# Is it obvious, if an excision from Minkowski spacetime breaks isometry…?

Strongly related to the question Prove isometry preserving excision is Killing-like?

There the question was (loosely): if I drill a smooth 4D hole through Minkowski spacetime, is a timelike isometry preserved only if the hold drilled is everywhere parallel to (bounded by) integral curves of the vector field generating the isometry?

@Valter-Moretti re-expressed the proposition rather better and then proved it in exemplary fashion.

I was just writing up some notes on this and then wrote (assuming the hole boundary is in fact smooth),

"it is obvious, however, that if the isometry condition is relaxed, i.e. the metric is allowed to become non-flat, then diffeomorphism between spacelike hypersurfaces may be retained."

And then - in classic fashion - wondered, "Obvious?"

Hence the question: is it "obvious"??

(If so... from what perspective? :) )

UPDATE - SHOWING SOME EFFORT

After further thought, how about this (also referencing the Q&A What's the difference between a manifold and a topological space?).

In answer to the question Are homeomorphic differentiable manifolds actually diffeomorphic?, @Mariano-Suárez-Álvarez said,

Now, if f:M→N is a homeomorphism of smooth manifolds, you can always «adjust» the smooth structures so that f becomes a diffeo: indeed,

and offered the OP there the suggestion

you should be able to prove the following: if M is a smooth manifold, N a topological space and f:M→N a homeomorphism, then there is a structure of smooth manifold on N such that f becomes a diffeomorphism.

Now, since a manifold is a topological space with additional structure, it would seem that for any pair of spacelikes hypersurface, a) they are homeomorphic by construction above, and b) both are already (sub)manifolds and hence toplogical spaces, so it follows immediately (?).

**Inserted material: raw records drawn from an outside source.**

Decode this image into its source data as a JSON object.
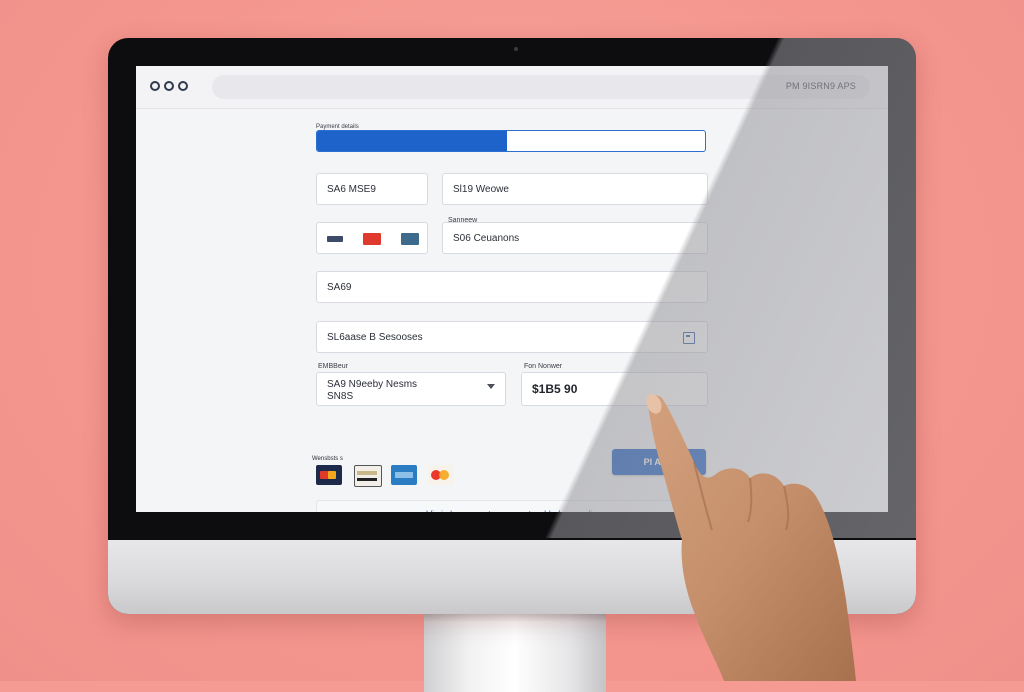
{
  "browser": {
    "url": "PM 9ISRN9 APS"
  },
  "form": {
    "progress_label": "Payment details",
    "progress_percent": 0.49,
    "field_1": "SA6 MSE9",
    "field_2": "Sl19 Weowe",
    "field_3_label": "Sanneew",
    "field_4": "S06 Ceuanons",
    "field_5": "SA69",
    "field_6": "SL6aase B Sesooses",
    "select_label": "EMBBeur",
    "select_line_1": "SA9 N9eeby Nesms",
    "select_line_2": "SN8S",
    "amount_label": "Fon Nonwer",
    "amount_value": "$1B5 90",
    "cards_label": "Wensbsts s",
    "pay_button_label": "PI A3 ir",
    "notice_text": "Vi cis bereennet s asessetned bsl x ecsolie"
  },
  "colors": {
    "accent": "#1e60c4",
    "background": "#f59b93",
    "screen": "#f4f5f7"
  },
  "icons": [
    "window-control-icon",
    "card-brand-icon",
    "calendar-icon",
    "chevron-down-icon"
  ]
}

(I do not have the skill to generate the proof referred to though)

• But, but, if you drill a hole through Minkowski, you'll get Schwarzschild! – Dr. Ikjyot Singh Kohli Aug 24 '17 at 15:00
• @Dr.IkjyotSinghKohli No, a) singularity (if considered the excision) $\times \mathbb{R}$ is 2D not 4D, the hypothesis), b) No reference to the Einstein Field Equations so the metric is unconstrained in that way, c) the excision is merely smooth, no symmetry constraint was imposed, and even if EFEs applied, Schwarzschild is a spatially spherically symmetric solution, d) even if EFE and spherically symmetric there are other solutions: e.g. Kerr, Kerr-Newman. – Julian Moore Aug 25 '17 at 6:57